:: DATASET RECORDS ::
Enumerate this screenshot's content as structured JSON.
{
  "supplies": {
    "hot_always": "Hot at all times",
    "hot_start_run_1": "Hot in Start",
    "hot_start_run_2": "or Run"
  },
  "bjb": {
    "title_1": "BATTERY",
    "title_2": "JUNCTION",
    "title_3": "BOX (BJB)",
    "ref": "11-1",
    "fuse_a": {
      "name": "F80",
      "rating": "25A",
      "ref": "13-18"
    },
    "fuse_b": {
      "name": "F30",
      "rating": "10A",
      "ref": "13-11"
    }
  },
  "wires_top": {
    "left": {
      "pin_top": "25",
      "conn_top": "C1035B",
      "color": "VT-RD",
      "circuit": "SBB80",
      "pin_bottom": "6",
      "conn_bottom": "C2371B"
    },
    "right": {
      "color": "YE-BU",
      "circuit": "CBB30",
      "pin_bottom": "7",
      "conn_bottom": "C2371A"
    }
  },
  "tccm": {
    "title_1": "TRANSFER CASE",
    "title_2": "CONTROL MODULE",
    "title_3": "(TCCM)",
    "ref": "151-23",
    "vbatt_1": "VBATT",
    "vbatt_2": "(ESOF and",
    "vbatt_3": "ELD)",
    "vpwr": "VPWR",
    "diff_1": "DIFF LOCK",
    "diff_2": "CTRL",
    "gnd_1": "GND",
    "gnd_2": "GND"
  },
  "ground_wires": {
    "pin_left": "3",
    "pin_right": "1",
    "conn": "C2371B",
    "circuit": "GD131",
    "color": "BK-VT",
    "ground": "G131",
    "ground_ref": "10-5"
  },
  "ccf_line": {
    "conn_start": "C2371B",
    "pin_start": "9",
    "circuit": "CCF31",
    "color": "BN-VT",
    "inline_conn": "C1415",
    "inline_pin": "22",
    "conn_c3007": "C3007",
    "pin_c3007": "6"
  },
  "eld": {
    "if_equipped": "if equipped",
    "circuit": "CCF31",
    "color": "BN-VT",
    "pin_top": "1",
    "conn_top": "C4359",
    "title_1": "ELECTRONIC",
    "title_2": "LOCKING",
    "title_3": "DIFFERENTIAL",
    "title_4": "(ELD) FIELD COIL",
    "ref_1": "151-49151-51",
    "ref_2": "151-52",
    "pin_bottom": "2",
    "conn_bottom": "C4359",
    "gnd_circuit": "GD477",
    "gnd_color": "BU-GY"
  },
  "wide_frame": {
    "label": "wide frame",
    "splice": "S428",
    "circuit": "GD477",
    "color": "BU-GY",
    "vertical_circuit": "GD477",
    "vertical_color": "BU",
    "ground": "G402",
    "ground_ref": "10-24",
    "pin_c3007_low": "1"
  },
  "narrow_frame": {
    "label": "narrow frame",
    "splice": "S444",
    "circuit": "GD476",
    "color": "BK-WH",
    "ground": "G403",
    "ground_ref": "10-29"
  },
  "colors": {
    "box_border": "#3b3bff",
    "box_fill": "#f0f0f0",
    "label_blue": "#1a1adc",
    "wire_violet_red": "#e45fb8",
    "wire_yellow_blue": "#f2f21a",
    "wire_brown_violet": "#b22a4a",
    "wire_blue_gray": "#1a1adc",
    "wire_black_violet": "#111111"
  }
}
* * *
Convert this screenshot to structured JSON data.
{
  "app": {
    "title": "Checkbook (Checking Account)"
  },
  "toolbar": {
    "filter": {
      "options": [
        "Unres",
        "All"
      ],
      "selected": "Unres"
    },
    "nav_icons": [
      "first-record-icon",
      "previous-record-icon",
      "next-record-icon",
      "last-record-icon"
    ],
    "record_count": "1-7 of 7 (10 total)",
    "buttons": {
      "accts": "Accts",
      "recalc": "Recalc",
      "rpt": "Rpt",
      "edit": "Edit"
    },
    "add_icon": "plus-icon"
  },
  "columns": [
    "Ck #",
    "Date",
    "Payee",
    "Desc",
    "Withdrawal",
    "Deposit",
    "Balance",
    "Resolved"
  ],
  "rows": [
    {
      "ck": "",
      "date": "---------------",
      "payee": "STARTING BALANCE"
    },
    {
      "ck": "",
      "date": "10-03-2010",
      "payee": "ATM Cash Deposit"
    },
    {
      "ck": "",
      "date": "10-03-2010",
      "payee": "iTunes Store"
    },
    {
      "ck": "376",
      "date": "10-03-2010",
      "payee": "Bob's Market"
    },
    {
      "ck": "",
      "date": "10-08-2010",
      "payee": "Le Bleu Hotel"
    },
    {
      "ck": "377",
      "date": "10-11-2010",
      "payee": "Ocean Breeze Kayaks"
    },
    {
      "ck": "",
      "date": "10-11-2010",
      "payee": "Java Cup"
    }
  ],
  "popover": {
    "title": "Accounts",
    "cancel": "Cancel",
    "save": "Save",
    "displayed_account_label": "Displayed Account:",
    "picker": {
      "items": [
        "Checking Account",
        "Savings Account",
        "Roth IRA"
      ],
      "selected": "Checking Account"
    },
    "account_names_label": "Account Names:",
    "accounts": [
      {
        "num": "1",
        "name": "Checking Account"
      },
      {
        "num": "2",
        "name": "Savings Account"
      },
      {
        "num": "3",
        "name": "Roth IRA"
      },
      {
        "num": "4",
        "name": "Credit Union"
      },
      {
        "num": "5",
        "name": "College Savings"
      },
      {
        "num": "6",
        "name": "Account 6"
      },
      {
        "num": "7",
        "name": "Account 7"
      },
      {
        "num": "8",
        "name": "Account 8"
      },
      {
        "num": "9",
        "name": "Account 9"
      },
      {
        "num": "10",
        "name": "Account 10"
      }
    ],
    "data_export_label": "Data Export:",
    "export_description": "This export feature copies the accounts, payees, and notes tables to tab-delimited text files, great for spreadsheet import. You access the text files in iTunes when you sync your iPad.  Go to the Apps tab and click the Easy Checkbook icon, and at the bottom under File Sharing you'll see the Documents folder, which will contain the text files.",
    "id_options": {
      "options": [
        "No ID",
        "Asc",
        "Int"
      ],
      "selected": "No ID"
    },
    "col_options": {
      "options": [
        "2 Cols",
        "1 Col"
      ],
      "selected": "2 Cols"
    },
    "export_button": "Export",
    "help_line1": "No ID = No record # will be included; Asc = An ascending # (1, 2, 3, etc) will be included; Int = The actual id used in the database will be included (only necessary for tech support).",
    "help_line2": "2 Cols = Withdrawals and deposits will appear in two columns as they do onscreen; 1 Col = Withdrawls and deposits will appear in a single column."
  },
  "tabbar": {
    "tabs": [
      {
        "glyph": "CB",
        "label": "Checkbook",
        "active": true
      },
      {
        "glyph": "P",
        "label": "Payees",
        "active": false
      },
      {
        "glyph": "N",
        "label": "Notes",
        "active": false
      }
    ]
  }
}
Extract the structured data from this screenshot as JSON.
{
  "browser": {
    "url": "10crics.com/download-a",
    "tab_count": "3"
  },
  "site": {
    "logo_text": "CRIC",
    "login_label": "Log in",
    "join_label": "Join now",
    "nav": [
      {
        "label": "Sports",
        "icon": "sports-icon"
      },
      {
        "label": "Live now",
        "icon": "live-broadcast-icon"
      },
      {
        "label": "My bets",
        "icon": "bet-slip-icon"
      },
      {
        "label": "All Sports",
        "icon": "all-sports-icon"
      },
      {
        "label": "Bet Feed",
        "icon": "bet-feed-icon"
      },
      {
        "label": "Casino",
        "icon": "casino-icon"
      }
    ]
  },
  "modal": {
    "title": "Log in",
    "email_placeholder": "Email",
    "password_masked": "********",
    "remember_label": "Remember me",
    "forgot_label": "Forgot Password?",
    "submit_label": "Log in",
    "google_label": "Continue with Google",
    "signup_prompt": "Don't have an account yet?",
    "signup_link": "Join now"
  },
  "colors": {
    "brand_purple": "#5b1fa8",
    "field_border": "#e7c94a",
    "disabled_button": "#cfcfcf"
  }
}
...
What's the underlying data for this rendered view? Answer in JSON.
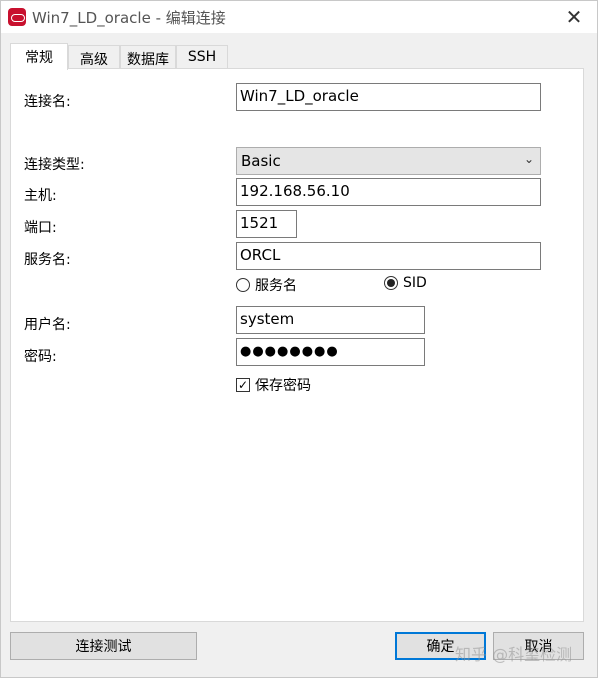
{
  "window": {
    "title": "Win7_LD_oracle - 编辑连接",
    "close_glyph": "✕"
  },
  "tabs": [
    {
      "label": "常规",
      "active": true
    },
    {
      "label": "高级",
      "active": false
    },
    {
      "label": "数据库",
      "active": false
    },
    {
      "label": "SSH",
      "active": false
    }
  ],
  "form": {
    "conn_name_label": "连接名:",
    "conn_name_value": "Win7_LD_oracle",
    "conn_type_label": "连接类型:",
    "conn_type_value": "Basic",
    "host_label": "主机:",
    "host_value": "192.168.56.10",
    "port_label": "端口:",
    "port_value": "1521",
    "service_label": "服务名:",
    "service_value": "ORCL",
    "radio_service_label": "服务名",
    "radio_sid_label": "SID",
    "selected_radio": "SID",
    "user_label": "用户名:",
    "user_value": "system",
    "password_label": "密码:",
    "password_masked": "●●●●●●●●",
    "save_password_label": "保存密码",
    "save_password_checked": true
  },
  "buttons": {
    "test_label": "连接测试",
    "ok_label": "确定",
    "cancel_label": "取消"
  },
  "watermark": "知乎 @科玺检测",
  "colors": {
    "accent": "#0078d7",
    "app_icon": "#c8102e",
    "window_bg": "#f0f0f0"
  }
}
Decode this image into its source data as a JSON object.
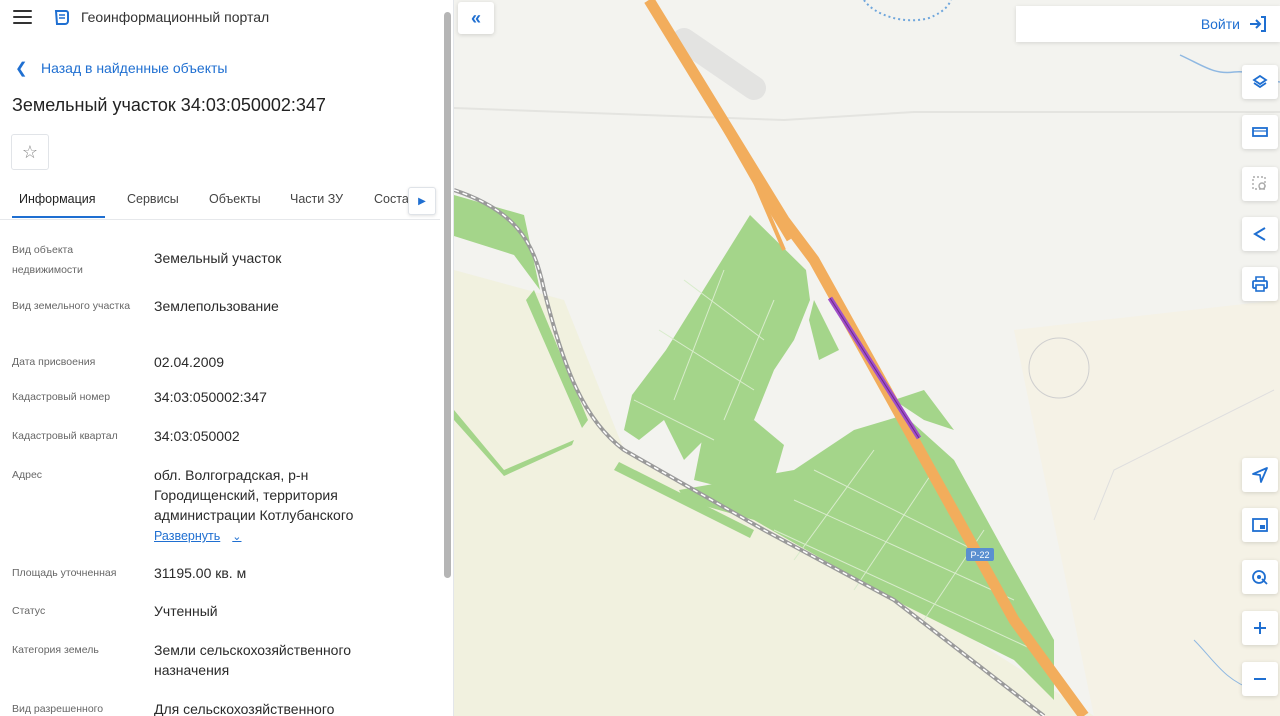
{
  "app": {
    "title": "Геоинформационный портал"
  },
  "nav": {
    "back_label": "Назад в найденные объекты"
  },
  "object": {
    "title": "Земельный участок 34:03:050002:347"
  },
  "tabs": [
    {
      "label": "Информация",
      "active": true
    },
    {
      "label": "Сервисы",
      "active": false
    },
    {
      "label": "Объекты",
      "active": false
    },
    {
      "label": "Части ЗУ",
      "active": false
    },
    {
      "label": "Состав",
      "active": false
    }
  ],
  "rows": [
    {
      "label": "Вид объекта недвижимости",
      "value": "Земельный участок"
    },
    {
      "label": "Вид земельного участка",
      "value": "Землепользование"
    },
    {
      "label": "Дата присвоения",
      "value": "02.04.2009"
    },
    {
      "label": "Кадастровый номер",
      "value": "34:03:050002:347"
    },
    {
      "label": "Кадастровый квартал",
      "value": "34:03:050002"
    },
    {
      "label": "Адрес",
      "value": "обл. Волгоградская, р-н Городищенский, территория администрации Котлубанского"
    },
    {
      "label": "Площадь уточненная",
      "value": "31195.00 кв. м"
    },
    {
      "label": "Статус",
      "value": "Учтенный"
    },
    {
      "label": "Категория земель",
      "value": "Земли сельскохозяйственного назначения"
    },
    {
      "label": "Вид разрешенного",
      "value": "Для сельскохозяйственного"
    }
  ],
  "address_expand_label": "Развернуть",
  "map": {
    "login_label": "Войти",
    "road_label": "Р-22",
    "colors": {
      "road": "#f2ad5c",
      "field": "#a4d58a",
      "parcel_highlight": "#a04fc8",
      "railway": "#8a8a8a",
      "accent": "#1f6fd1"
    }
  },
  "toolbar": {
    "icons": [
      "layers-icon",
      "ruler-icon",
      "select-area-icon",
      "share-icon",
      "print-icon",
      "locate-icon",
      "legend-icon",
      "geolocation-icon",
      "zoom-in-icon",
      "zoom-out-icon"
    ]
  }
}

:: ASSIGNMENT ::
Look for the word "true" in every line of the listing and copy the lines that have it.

:: PROBLEM SOLUTION ::
        "active": true
      "active": true
    "save_password_checked": true
      "active": true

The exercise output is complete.